▶ Excerpted records:
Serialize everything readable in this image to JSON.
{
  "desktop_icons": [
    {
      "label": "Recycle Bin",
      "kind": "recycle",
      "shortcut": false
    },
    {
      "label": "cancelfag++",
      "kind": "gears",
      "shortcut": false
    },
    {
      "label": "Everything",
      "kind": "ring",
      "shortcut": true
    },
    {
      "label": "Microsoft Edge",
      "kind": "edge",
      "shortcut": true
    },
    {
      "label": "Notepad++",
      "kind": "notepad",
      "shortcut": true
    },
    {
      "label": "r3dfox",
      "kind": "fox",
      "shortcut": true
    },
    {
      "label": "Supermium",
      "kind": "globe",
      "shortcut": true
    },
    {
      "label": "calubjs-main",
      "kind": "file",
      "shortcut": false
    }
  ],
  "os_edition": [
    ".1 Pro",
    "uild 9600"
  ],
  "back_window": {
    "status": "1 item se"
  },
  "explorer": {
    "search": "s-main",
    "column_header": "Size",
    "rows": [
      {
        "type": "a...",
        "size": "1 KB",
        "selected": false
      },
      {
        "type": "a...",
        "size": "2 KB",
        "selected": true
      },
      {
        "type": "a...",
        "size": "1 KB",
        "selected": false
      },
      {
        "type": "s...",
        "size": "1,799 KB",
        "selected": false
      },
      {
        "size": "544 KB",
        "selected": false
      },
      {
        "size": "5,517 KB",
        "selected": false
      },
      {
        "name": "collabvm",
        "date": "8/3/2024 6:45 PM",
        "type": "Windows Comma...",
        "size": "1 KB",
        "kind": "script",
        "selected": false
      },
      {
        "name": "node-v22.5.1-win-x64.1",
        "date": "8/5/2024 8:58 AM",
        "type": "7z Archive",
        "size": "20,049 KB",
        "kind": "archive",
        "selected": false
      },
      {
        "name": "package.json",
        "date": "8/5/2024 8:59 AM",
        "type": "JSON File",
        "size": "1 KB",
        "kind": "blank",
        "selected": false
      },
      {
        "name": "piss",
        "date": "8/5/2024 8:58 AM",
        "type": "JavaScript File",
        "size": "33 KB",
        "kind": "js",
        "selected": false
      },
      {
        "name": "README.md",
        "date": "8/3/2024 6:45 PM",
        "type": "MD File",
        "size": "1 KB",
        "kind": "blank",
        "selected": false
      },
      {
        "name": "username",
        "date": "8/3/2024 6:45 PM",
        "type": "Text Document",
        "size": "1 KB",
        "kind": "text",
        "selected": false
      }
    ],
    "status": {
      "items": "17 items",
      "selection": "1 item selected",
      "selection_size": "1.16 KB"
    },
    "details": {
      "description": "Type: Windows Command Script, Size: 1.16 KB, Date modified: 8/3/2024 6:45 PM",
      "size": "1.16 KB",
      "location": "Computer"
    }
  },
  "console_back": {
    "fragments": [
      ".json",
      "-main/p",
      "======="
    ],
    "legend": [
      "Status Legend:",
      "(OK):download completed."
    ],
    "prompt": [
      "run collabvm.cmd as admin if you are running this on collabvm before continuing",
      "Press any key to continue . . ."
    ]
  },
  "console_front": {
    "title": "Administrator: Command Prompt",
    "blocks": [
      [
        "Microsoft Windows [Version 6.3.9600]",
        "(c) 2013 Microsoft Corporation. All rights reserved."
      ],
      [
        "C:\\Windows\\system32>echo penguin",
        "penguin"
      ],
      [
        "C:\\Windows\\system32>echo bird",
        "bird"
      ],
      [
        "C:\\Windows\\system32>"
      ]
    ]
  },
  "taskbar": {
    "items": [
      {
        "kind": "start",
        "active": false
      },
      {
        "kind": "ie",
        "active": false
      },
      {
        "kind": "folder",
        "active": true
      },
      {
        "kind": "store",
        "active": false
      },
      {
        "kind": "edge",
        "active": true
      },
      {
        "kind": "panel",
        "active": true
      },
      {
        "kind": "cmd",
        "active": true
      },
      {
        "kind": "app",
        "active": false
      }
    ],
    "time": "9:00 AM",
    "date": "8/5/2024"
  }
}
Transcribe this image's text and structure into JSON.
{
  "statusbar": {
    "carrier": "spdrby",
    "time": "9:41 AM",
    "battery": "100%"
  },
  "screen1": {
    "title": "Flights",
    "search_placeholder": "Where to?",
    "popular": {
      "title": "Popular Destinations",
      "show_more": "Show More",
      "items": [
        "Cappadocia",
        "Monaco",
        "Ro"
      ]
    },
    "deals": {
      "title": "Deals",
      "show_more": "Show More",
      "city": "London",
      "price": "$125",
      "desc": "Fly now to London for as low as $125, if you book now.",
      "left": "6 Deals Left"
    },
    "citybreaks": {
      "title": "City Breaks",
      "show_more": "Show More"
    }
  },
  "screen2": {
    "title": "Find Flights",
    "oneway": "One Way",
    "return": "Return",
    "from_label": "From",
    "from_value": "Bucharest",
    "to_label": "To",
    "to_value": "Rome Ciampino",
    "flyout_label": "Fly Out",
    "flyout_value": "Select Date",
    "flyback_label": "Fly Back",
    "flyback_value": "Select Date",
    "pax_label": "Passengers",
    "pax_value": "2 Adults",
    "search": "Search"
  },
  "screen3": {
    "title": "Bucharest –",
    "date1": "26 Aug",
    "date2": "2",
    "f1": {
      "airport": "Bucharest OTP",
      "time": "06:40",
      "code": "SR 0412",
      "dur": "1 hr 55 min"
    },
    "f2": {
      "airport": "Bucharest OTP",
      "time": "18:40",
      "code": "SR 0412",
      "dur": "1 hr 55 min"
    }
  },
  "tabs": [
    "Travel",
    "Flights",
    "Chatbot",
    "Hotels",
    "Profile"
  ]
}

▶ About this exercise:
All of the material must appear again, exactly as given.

▶ Expected answer:
Serialize everything readable in this image to JSON.
{
  "desktop_icons": [
    {
      "label": "Recycle Bin",
      "kind": "recycle",
      "shortcut": false
    },
    {
      "label": "cancelfag++",
      "kind": "gears",
      "shortcut": false
    },
    {
      "label": "Everything",
      "kind": "ring",
      "shortcut": true
    },
    {
      "label": "Microsoft Edge",
      "kind": "edge",
      "shortcut": true
    },
    {
      "label": "Notepad++",
      "kind": "notepad",
      "shortcut": true
    },
    {
      "label": "r3dfox",
      "kind": "fox",
      "shortcut": true
    },
    {
      "label": "Supermium",
      "kind": "globe",
      "shortcut": true
    },
    {
      "label": "calubjs-main",
      "kind": "file",
      "shortcut": false
    }
  ],
  "os_edition": [
    ".1 Pro",
    "uild 9600"
  ],
  "back_window": {
    "status": "1 item se"
  },
  "explorer": {
    "search": "s-main",
    "column_header": "Size",
    "rows": [
      {
        "type": "a...",
        "size": "1 KB",
        "selected": false
      },
      {
        "type": "a...",
        "size": "2 KB",
        "selected": true
      },
      {
        "type": "a...",
        "size": "1 KB",
        "selected": false
      },
      {
        "type": "s...",
        "size": "1,799 KB",
        "selected": false
      },
      {
        "size": "544 KB",
        "selected": false
      },
      {
        "size": "5,517 KB",
        "selected": false
      },
      {
        "name": "collabvm",
        "date": "8/3/2024 6:45 PM",
        "type": "Windows Comma...",
        "size": "1 KB",
        "kind": "script",
        "selected": false
      },
      {
        "name": "node-v22.5.1-win-x64.1",
        "date": "8/5/2024 8:58 AM",
        "type": "7z Archive",
        "size": "20,049 KB",
        "kind": "archive",
        "selected": false
      },
      {
        "name": "package.json",
        "date": "8/5/2024 8:59 AM",
        "type": "JSON File",
        "size": "1 KB",
        "kind": "blank",
        "selected": false
      },
      {
        "name": "piss",
        "date": "8/5/2024 8:58 AM",
        "type": "JavaScript File",
        "size": "33 KB",
        "kind": "js",
        "selected": false
      },
      {
        "name": "README.md",
        "date": "8/3/2024 6:45 PM",
        "type": "MD File",
        "size": "1 KB",
        "kind": "blank",
        "selected": false
      },
      {
        "name": "username",
        "date": "8/3/2024 6:45 PM",
        "type": "Text Document",
        "size": "1 KB",
        "kind": "text",
        "selected": false
      }
    ],
    "status": {
      "items": "17 items",
      "selection": "1 item selected",
      "selection_size": "1.16 KB"
    },
    "details": {
      "description": "Type: Windows Command Script, Size: 1.16 KB, Date modified: 8/3/2024 6:45 PM",
      "size": "1.16 KB",
      "location": "Computer"
    }
  },
  "console_back": {
    "fragments": [
      ".json",
      "-main/p",
      "======="
    ],
    "legend": [
      "Status Legend:",
      "(OK):download completed."
    ],
    "prompt": [
      "run collabvm.cmd as admin if you are running this on collabvm before continuing",
      "Press any key to continue . . ."
    ]
  },
  "console_front": {
    "title": "Administrator: Command Prompt",
    "blocks": [
      [
        "Microsoft Windows [Version 6.3.9600]",
        "(c) 2013 Microsoft Corporation. All rights reserved."
      ],
      [
        "C:\\Windows\\system32>echo penguin",
        "penguin"
      ],
      [
        "C:\\Windows\\system32>echo bird",
        "bird"
      ],
      [
        "C:\\Windows\\system32>"
      ]
    ]
  },
  "taskbar": {
    "items": [
      {
        "kind": "start",
        "active": false
      },
      {
        "kind": "ie",
        "active": false
      },
      {
        "kind": "folder",
        "active": true
      },
      {
        "kind": "store",
        "active": false
      },
      {
        "kind": "edge",
        "active": true
      },
      {
        "kind": "panel",
        "active": true
      },
      {
        "kind": "cmd",
        "active": true
      },
      {
        "kind": "app",
        "active": false
      }
    ],
    "time": "9:00 AM",
    "date": "8/5/2024"
  }
}
Transcribe this image's text and structure into JSON.
{
  "statusbar": {
    "carrier": "spdrby",
    "time": "9:41 AM",
    "battery": "100%"
  },
  "screen1": {
    "title": "Flights",
    "search_placeholder": "Where to?",
    "popular": {
      "title": "Popular Destinations",
      "show_more": "Show More",
      "items": [
        "Cappadocia",
        "Monaco",
        "Ro"
      ]
    },
    "deals": {
      "title": "Deals",
      "show_more": "Show More",
      "city": "London",
      "price": "$125",
      "desc": "Fly now to London for as low as $125, if you book now.",
      "left": "6 Deals Left"
    },
    "citybreaks": {
      "title": "City Breaks",
      "show_more": "Show More"
    }
  },
  "screen2": {
    "title": "Find Flights",
    "oneway": "One Way",
    "return": "Return",
    "from_label": "From",
    "from_value": "Bucharest",
    "to_label": "To",
    "to_value": "Rome Ciampino",
    "flyout_label": "Fly Out",
    "flyout_value": "Select Date",
    "flyback_label": "Fly Back",
    "flyback_value": "Select Date",
    "pax_label": "Passengers",
    "pax_value": "2 Adults",
    "search": "Search"
  },
  "screen3": {
    "title": "Bucharest –",
    "date1": "26 Aug",
    "date2": "2",
    "f1": {
      "airport": "Bucharest OTP",
      "time": "06:40",
      "code": "SR 0412",
      "dur": "1 hr 55 min"
    },
    "f2": {
      "airport": "Bucharest OTP",
      "time": "18:40",
      "code": "SR 0412",
      "dur": "1 hr 55 min"
    }
  },
  "tabs": [
    "Travel",
    "Flights",
    "Chatbot",
    "Hotels",
    "Profile"
  ]
}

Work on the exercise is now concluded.